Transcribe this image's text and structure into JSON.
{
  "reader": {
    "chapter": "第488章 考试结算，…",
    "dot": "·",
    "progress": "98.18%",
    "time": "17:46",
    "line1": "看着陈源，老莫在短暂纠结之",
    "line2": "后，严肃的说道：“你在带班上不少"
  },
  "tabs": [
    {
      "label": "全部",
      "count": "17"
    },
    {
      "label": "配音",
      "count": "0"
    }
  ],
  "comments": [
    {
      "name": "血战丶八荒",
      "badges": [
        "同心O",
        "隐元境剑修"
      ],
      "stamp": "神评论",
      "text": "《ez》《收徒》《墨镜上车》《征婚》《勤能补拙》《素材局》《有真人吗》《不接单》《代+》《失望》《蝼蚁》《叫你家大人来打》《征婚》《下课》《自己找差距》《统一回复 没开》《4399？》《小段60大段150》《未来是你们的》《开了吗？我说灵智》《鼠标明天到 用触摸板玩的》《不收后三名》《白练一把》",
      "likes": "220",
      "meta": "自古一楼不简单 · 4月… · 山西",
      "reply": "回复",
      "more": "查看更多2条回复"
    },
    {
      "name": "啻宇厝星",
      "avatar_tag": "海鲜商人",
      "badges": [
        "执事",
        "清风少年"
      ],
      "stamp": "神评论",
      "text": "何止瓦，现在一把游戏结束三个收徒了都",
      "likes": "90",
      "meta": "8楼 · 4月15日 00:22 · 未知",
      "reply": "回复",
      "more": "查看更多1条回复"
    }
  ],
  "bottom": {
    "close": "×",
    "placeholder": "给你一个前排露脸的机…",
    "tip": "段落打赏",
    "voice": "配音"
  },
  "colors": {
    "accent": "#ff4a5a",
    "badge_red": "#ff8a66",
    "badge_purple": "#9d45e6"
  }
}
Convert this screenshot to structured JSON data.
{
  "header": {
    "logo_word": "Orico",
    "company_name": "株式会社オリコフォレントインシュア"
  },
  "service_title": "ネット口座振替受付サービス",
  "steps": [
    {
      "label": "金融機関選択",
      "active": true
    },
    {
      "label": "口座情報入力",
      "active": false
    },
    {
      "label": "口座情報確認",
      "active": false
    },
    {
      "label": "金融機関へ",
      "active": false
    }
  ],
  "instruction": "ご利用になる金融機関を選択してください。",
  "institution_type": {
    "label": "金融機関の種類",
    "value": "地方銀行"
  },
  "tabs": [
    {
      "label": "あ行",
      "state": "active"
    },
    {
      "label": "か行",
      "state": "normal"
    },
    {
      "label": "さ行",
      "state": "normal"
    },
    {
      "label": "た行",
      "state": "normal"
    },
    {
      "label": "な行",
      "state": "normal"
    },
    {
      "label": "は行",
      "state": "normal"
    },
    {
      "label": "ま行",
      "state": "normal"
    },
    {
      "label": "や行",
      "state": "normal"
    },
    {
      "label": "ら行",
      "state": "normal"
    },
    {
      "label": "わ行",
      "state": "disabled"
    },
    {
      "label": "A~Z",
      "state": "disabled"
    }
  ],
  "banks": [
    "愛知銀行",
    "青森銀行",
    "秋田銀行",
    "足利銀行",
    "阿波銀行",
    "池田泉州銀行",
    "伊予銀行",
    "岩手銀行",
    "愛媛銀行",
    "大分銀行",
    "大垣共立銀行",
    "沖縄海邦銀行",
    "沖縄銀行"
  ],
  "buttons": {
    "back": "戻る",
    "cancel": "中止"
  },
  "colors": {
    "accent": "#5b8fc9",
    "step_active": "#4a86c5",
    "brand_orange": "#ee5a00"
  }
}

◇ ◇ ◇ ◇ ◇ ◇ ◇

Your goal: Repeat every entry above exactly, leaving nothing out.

Response to this task:
Transcribe this image's text and structure into JSON.
{
  "reader": {
    "chapter": "第488章 考试结算，…",
    "dot": "·",
    "progress": "98.18%",
    "time": "17:46",
    "line1": "看着陈源，老莫在短暂纠结之",
    "line2": "后，严肃的说道：“你在带班上不少"
  },
  "tabs": [
    {
      "label": "全部",
      "count": "17"
    },
    {
      "label": "配音",
      "count": "0"
    }
  ],
  "comments": [
    {
      "name": "血战丶八荒",
      "badges": [
        "同心O",
        "隐元境剑修"
      ],
      "stamp": "神评论",
      "text": "《ez》《收徒》《墨镜上车》《征婚》《勤能补拙》《素材局》《有真人吗》《不接单》《代+》《失望》《蝼蚁》《叫你家大人来打》《征婚》《下课》《自己找差距》《统一回复 没开》《4399？》《小段60大段150》《未来是你们的》《开了吗？我说灵智》《鼠标明天到 用触摸板玩的》《不收后三名》《白练一把》",
      "likes": "220",
      "meta": "自古一楼不简单 · 4月… · 山西",
      "reply": "回复",
      "more": "查看更多2条回复"
    },
    {
      "name": "啻宇厝星",
      "avatar_tag": "海鲜商人",
      "badges": [
        "执事",
        "清风少年"
      ],
      "stamp": "神评论",
      "text": "何止瓦，现在一把游戏结束三个收徒了都",
      "likes": "90",
      "meta": "8楼 · 4月15日 00:22 · 未知",
      "reply": "回复",
      "more": "查看更多1条回复"
    }
  ],
  "bottom": {
    "close": "×",
    "placeholder": "给你一个前排露脸的机…",
    "tip": "段落打赏",
    "voice": "配音"
  },
  "colors": {
    "accent": "#ff4a5a",
    "badge_red": "#ff8a66",
    "badge_purple": "#9d45e6"
  }
}
Convert this screenshot to structured JSON data.
{
  "header": {
    "logo_word": "Orico",
    "company_name": "株式会社オリコフォレントインシュア"
  },
  "service_title": "ネット口座振替受付サービス",
  "steps": [
    {
      "label": "金融機関選択",
      "active": true
    },
    {
      "label": "口座情報入力",
      "active": false
    },
    {
      "label": "口座情報確認",
      "active": false
    },
    {
      "label": "金融機関へ",
      "active": false
    }
  ],
  "instruction": "ご利用になる金融機関を選択してください。",
  "institution_type": {
    "label": "金融機関の種類",
    "value": "地方銀行"
  },
  "tabs": [
    {
      "label": "あ行",
      "state": "active"
    },
    {
      "label": "か行",
      "state": "normal"
    },
    {
      "label": "さ行",
      "state": "normal"
    },
    {
      "label": "た行",
      "state": "normal"
    },
    {
      "label": "な行",
      "state": "normal"
    },
    {
      "label": "は行",
      "state": "normal"
    },
    {
      "label": "ま行",
      "state": "normal"
    },
    {
      "label": "や行",
      "state": "normal"
    },
    {
      "label": "ら行",
      "state": "normal"
    },
    {
      "label": "わ行",
      "state": "disabled"
    },
    {
      "label": "A~Z",
      "state": "disabled"
    }
  ],
  "banks": [
    "愛知銀行",
    "青森銀行",
    "秋田銀行",
    "足利銀行",
    "阿波銀行",
    "池田泉州銀行",
    "伊予銀行",
    "岩手銀行",
    "愛媛銀行",
    "大分銀行",
    "大垣共立銀行",
    "沖縄海邦銀行",
    "沖縄銀行"
  ],
  "buttons": {
    "back": "戻る",
    "cancel": "中止"
  },
  "colors": {
    "accent": "#5b8fc9",
    "step_active": "#4a86c5",
    "brand_orange": "#ee5a00"
  }
}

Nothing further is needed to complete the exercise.